[Extracted records]

:::::

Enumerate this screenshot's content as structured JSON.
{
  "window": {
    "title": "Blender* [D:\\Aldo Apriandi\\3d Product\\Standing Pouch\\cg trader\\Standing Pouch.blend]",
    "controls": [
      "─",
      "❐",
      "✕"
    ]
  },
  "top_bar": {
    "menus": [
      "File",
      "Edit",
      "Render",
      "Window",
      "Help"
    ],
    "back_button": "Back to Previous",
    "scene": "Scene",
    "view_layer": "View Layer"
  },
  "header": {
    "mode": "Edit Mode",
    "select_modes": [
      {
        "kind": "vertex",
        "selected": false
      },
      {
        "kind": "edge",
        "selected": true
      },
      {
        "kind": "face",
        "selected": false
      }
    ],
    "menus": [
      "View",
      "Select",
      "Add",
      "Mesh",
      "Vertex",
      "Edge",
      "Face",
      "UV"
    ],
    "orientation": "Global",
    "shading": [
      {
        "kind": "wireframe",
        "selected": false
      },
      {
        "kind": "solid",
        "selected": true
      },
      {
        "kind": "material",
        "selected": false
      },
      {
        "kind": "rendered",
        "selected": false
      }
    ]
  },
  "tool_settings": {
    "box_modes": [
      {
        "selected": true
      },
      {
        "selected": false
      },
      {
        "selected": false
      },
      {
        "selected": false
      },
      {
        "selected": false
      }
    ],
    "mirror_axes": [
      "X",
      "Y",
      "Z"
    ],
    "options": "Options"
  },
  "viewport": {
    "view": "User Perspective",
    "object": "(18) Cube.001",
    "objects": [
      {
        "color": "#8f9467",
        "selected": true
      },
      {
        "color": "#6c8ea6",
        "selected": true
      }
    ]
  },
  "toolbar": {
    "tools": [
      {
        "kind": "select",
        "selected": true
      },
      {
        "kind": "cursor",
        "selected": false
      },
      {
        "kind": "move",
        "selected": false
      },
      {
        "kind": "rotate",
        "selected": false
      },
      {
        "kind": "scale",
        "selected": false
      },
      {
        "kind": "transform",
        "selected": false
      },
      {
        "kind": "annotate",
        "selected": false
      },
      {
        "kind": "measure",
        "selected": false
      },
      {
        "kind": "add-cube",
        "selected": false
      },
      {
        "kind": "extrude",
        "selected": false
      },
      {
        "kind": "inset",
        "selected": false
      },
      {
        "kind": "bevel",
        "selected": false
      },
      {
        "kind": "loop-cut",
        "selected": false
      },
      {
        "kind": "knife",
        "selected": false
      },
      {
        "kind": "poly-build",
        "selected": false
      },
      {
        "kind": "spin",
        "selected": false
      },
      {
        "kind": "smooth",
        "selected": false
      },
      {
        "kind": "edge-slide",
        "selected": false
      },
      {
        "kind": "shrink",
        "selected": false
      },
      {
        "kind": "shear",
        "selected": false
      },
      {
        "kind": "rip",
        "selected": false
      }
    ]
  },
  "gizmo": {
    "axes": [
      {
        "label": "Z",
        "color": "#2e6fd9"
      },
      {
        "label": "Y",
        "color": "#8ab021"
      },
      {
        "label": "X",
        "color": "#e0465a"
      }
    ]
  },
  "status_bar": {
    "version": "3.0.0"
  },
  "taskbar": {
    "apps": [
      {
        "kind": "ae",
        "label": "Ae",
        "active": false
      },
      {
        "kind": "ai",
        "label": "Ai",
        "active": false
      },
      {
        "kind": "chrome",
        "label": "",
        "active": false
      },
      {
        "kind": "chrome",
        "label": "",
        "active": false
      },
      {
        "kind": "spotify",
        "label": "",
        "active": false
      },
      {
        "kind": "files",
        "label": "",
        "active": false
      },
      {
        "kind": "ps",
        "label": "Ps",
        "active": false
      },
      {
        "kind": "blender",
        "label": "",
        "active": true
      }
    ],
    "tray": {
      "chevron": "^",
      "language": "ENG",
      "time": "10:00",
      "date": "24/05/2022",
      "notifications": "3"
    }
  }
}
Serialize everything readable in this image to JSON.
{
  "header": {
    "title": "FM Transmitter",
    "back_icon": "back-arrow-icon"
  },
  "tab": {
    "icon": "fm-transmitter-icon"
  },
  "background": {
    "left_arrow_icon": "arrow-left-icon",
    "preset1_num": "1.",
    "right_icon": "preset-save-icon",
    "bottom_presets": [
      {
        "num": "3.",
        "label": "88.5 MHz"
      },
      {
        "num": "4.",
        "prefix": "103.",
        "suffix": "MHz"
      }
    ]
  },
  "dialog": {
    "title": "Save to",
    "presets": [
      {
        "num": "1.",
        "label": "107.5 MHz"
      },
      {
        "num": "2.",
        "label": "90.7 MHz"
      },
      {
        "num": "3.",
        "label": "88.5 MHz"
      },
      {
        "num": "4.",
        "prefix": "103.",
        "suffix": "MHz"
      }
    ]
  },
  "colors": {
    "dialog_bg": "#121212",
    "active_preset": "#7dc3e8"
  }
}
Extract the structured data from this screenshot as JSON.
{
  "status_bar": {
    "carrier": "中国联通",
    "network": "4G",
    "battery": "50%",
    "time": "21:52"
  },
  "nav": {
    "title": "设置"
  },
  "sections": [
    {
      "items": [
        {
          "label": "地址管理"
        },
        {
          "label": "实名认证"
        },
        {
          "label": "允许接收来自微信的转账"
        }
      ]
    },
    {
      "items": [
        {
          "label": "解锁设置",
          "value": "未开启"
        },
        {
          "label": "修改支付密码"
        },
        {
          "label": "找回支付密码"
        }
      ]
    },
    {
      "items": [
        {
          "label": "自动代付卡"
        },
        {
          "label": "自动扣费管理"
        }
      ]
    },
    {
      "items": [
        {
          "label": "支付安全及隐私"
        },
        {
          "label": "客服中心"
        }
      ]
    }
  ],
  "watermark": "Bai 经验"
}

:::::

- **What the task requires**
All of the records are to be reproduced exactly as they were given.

- **Exercise output**
Enumerate this screenshot's content as structured JSON.
{
  "window": {
    "title": "Blender* [D:\\Aldo Apriandi\\3d Product\\Standing Pouch\\cg trader\\Standing Pouch.blend]",
    "controls": [
      "─",
      "❐",
      "✕"
    ]
  },
  "top_bar": {
    "menus": [
      "File",
      "Edit",
      "Render",
      "Window",
      "Help"
    ],
    "back_button": "Back to Previous",
    "scene": "Scene",
    "view_layer": "View Layer"
  },
  "header": {
    "mode": "Edit Mode",
    "select_modes": [
      {
        "kind": "vertex",
        "selected": false
      },
      {
        "kind": "edge",
        "selected": true
      },
      {
        "kind": "face",
        "selected": false
      }
    ],
    "menus": [
      "View",
      "Select",
      "Add",
      "Mesh",
      "Vertex",
      "Edge",
      "Face",
      "UV"
    ],
    "orientation": "Global",
    "shading": [
      {
        "kind": "wireframe",
        "selected": false
      },
      {
        "kind": "solid",
        "selected": true
      },
      {
        "kind": "material",
        "selected": false
      },
      {
        "kind": "rendered",
        "selected": false
      }
    ]
  },
  "tool_settings": {
    "box_modes": [
      {
        "selected": true
      },
      {
        "selected": false
      },
      {
        "selected": false
      },
      {
        "selected": false
      },
      {
        "selected": false
      }
    ],
    "mirror_axes": [
      "X",
      "Y",
      "Z"
    ],
    "options": "Options"
  },
  "viewport": {
    "view": "User Perspective",
    "object": "(18) Cube.001",
    "objects": [
      {
        "color": "#8f9467",
        "selected": true
      },
      {
        "color": "#6c8ea6",
        "selected": true
      }
    ]
  },
  "toolbar": {
    "tools": [
      {
        "kind": "select",
        "selected": true
      },
      {
        "kind": "cursor",
        "selected": false
      },
      {
        "kind": "move",
        "selected": false
      },
      {
        "kind": "rotate",
        "selected": false
      },
      {
        "kind": "scale",
        "selected": false
      },
      {
        "kind": "transform",
        "selected": false
      },
      {
        "kind": "annotate",
        "selected": false
      },
      {
        "kind": "measure",
        "selected": false
      },
      {
        "kind": "add-cube",
        "selected": false
      },
      {
        "kind": "extrude",
        "selected": false
      },
      {
        "kind": "inset",
        "selected": false
      },
      {
        "kind": "bevel",
        "selected": false
      },
      {
        "kind": "loop-cut",
        "selected": false
      },
      {
        "kind": "knife",
        "selected": false
      },
      {
        "kind": "poly-build",
        "selected": false
      },
      {
        "kind": "spin",
        "selected": false
      },
      {
        "kind": "smooth",
        "selected": false
      },
      {
        "kind": "edge-slide",
        "selected": false
      },
      {
        "kind": "shrink",
        "selected": false
      },
      {
        "kind": "shear",
        "selected": false
      },
      {
        "kind": "rip",
        "selected": false
      }
    ]
  },
  "gizmo": {
    "axes": [
      {
        "label": "Z",
        "color": "#2e6fd9"
      },
      {
        "label": "Y",
        "color": "#8ab021"
      },
      {
        "label": "X",
        "color": "#e0465a"
      }
    ]
  },
  "status_bar": {
    "version": "3.0.0"
  },
  "taskbar": {
    "apps": [
      {
        "kind": "ae",
        "label": "Ae",
        "active": false
      },
      {
        "kind": "ai",
        "label": "Ai",
        "active": false
      },
      {
        "kind": "chrome",
        "label": "",
        "active": false
      },
      {
        "kind": "chrome",
        "label": "",
        "active": false
      },
      {
        "kind": "spotify",
        "label": "",
        "active": false
      },
      {
        "kind": "files",
        "label": "",
        "active": false
      },
      {
        "kind": "ps",
        "label": "Ps",
        "active": false
      },
      {
        "kind": "blender",
        "label": "",
        "active": true
      }
    ],
    "tray": {
      "chevron": "^",
      "language": "ENG",
      "time": "10:00",
      "date": "24/05/2022",
      "notifications": "3"
    }
  }
}
Serialize everything readable in this image to JSON.
{
  "header": {
    "title": "FM Transmitter",
    "back_icon": "back-arrow-icon"
  },
  "tab": {
    "icon": "fm-transmitter-icon"
  },
  "background": {
    "left_arrow_icon": "arrow-left-icon",
    "preset1_num": "1.",
    "right_icon": "preset-save-icon",
    "bottom_presets": [
      {
        "num": "3.",
        "label": "88.5 MHz"
      },
      {
        "num": "4.",
        "prefix": "103.",
        "suffix": "MHz"
      }
    ]
  },
  "dialog": {
    "title": "Save to",
    "presets": [
      {
        "num": "1.",
        "label": "107.5 MHz"
      },
      {
        "num": "2.",
        "label": "90.7 MHz"
      },
      {
        "num": "3.",
        "label": "88.5 MHz"
      },
      {
        "num": "4.",
        "prefix": "103.",
        "suffix": "MHz"
      }
    ]
  },
  "colors": {
    "dialog_bg": "#121212",
    "active_preset": "#7dc3e8"
  }
}
Extract the structured data from this screenshot as JSON.
{
  "status_bar": {
    "carrier": "中国联通",
    "network": "4G",
    "battery": "50%",
    "time": "21:52"
  },
  "nav": {
    "title": "设置"
  },
  "sections": [
    {
      "items": [
        {
          "label": "地址管理"
        },
        {
          "label": "实名认证"
        },
        {
          "label": "允许接收来自微信的转账"
        }
      ]
    },
    {
      "items": [
        {
          "label": "解锁设置",
          "value": "未开启"
        },
        {
          "label": "修改支付密码"
        },
        {
          "label": "找回支付密码"
        }
      ]
    },
    {
      "items": [
        {
          "label": "自动代付卡"
        },
        {
          "label": "自动扣费管理"
        }
      ]
    },
    {
      "items": [
        {
          "label": "支付安全及隐私"
        },
        {
          "label": "客服中心"
        }
      ]
    }
  ],
  "watermark": "Bai 经验"
}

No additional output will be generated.